** Data for this exercise follows **

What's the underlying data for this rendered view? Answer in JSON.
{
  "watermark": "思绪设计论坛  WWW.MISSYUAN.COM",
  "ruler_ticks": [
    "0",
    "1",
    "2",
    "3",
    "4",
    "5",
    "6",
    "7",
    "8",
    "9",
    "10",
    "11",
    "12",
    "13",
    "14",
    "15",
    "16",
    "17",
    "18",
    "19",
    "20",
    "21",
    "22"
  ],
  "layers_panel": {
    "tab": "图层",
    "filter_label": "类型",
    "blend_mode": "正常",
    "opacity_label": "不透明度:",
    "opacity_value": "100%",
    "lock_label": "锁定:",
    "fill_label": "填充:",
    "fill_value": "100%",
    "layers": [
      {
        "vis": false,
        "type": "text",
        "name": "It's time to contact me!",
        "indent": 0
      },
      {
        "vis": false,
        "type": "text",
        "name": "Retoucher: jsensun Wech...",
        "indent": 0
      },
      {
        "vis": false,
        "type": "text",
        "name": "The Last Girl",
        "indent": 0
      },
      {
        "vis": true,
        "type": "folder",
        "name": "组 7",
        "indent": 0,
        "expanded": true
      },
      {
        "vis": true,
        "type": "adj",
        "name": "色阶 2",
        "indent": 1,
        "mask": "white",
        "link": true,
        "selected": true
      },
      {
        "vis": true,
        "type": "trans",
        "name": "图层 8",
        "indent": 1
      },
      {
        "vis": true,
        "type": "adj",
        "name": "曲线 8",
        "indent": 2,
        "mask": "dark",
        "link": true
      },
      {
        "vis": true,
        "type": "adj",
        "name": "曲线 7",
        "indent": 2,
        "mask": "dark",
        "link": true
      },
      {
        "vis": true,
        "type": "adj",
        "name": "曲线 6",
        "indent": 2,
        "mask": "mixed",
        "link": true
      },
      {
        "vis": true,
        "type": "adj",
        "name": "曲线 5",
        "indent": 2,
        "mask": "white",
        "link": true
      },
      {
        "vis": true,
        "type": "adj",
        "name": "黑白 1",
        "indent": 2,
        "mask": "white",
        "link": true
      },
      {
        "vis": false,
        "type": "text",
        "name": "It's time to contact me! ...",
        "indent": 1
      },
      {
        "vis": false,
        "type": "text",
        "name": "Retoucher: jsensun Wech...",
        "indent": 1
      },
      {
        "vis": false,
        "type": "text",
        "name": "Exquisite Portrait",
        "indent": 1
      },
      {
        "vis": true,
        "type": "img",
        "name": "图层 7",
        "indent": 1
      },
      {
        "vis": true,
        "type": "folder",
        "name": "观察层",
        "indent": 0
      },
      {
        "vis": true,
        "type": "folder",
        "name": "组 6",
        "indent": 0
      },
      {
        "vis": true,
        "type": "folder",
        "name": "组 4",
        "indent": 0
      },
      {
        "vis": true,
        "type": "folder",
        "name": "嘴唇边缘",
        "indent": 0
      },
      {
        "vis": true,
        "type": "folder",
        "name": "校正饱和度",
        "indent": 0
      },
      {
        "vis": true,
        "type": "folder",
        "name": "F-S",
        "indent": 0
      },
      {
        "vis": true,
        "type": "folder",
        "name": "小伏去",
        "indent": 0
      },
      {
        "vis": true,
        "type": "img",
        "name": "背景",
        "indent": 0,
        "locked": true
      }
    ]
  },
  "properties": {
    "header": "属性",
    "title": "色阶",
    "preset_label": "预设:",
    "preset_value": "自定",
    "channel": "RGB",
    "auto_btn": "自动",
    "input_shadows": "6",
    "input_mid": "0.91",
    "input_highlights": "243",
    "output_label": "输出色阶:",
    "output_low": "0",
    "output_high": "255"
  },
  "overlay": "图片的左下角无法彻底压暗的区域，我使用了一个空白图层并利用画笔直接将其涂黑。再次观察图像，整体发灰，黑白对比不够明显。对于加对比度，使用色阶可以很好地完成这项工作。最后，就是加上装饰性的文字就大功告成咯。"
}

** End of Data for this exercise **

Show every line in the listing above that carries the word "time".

        "name": "It's time to contact me!",
        "name": "It's time to contact me! ...",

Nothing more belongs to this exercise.